Trump and the border security deal: stuck between defeat and an alternate reality
Trump will presumably sign a border security agreement that would prevent another partial government shutdown - but not before inventing his own version of the…
MORE IN THIS SECTION
At this stage of the game, President Trump's strategy to manipulate reality to benefit himself politically when defeat is imminent should be expected.
After keeping the government closed for five weeks in late December and into the new year, and after raising calls for "more border security," Trump has moved from "build" to "finish" when talking about his desired border wall with Mexico. This, just days before he will likely assume defeat once again in the negotiations for the wall.
In his first official re-election campaign rally on Monday, the president spoke to residents of El Paso, TX again about his failed efforts to make good on his big campaign promise, in a tone that anticipated his need to change his strategy on the issue, especially in light of the bipartisan agreement Congress has reached to keep the government running for the rest of the year.
According to CNN, it seems that "Trump intends to sign a border security agreement" this week "to avoid another government shutdown", finally giving in to the battle initiated after his fateful meeting with Democratic leaders in the White House late last year.
The new agreement includes "$1.375 billion for a border barrier" - effectively $5.7 billion less than the president has been pushing for. This "border barrier" would involve 55 miles of "fences" - but no wall.
Even worse for Trump, the agreement "prohibits the use of concrete walls or any other prototype," and stipulates that only "existing technologies" will be used, according to Rolling Stone.
Despite the president's campaign rally speech, Republicans and Democrats have opted for "flexibility" in reaching a deal that includes wins for both parties.
According to analysis by the New York Times, Republicans acted to appease the majority of Americans who did not want another shutdown, instead of attempting to satisfy the president's demands. Meanwhile, Democrats avoided being splattered with the guilt of another government impasse.
"Republicans in particular know that the wall is not broadly popular in the country, and that another government closure would probably hurt their party far more than Democrats," explains the newspaper, emphasizing that "much of the impetus” of the GOP came from the majority in the Senate.
Trump could conceivably still grasp at straws, however.
While an initial commitment is essential, the final legislation must be drafted and approved by both houses before Friday, providing ample time for the impulsive president to rethink his intentions, and refuse to put pen to paper.
In addition, even if Trump signs the new agreement, he could continue to try other routes to build "the beautiful, big and strong wall" he mentions so often, including declaring a national emergency which would allow him to access funds from the Armed Corps of Engineers.
Should the president ultimately refuse to sign the bipartisan agreement, or if he signs and proceeds to declare a national emergency, he would likely face strong opposition in the courts.

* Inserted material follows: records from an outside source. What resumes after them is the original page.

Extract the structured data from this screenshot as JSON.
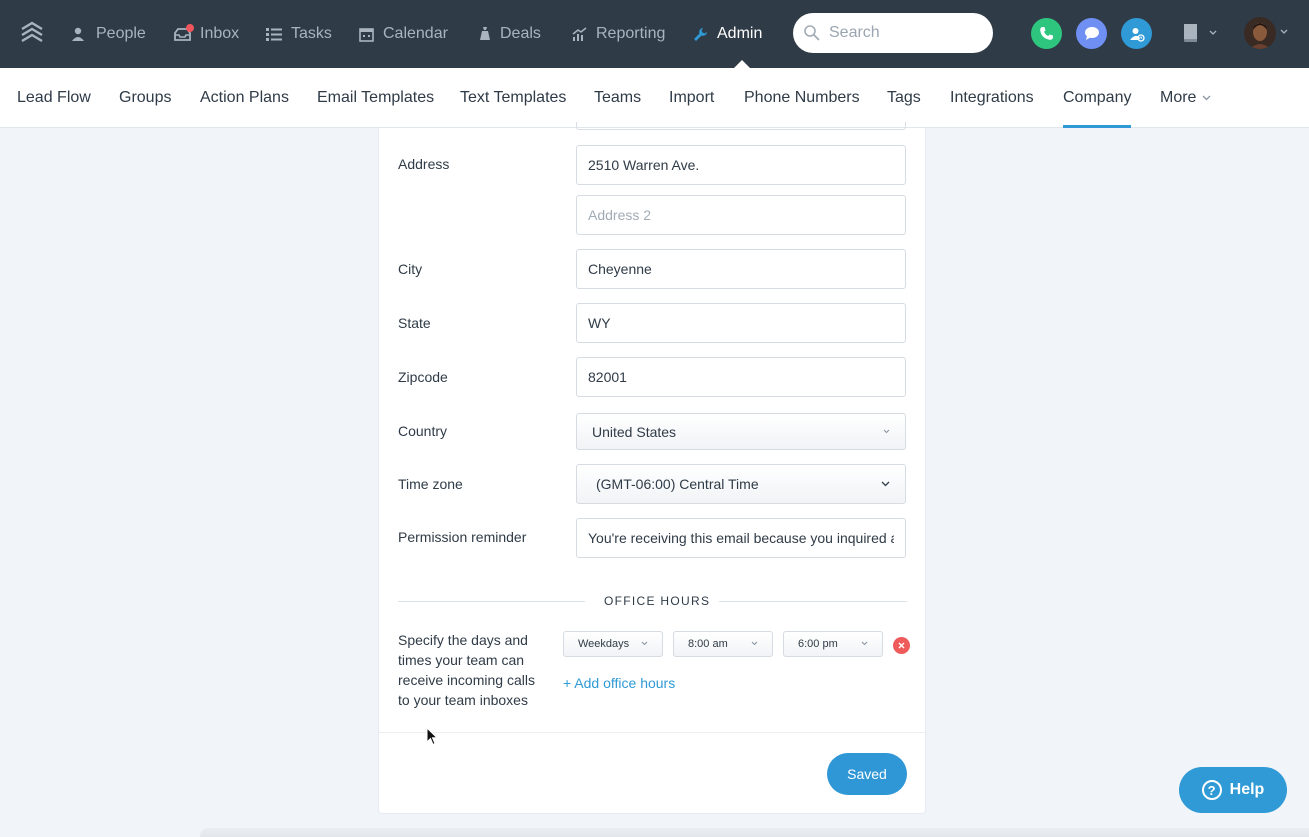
{
  "nav": {
    "items": [
      {
        "label": "People",
        "icon": "person-icon"
      },
      {
        "label": "Inbox",
        "icon": "inbox-icon"
      },
      {
        "label": "Tasks",
        "icon": "list-icon"
      },
      {
        "label": "Calendar",
        "icon": "calendar-icon"
      },
      {
        "label": "Deals",
        "icon": "money-bag-icon"
      },
      {
        "label": "Reporting",
        "icon": "chart-icon"
      },
      {
        "label": "Admin",
        "icon": "wrench-icon",
        "active": true
      }
    ],
    "search_placeholder": "Search",
    "colors": {
      "bar": "#2f3b47",
      "phone": "#2ec67e",
      "chat": "#6f8ff3",
      "contact": "#2f9ad6"
    }
  },
  "subnav": {
    "items": [
      "Lead Flow",
      "Groups",
      "Action Plans",
      "Email Templates",
      "Text Templates",
      "Teams",
      "Import",
      "Phone Numbers",
      "Tags",
      "Integrations",
      "Company",
      "More"
    ],
    "active": "Company"
  },
  "form": {
    "address_label": "Address",
    "address1": "2510 Warren Ave.",
    "address2_placeholder": "Address 2",
    "city_label": "City",
    "city": "Cheyenne",
    "state_label": "State",
    "state": "WY",
    "zipcode_label": "Zipcode",
    "zipcode": "82001",
    "country_label": "Country",
    "country": "United States",
    "timezone_label": "Time zone",
    "timezone": "(GMT-06:00) Central Time",
    "permission_label": "Permission reminder",
    "permission": "You're receiving this email because you inquired a"
  },
  "office_hours": {
    "title": "OFFICE HOURS",
    "description": "Specify the days and times your team can receive incoming calls to your team inboxes",
    "days": "Weekdays",
    "start": "8:00 am",
    "end": "6:00 pm",
    "add_label": "+ Add office hours"
  },
  "footer": {
    "save_label": "Saved"
  },
  "help": {
    "label": "Help"
  }
}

Still, if there is one thing we can be sure of it’s that Donald Trump will not take any defeat lightly - and he and his aides will promote alternate realities to save face politically.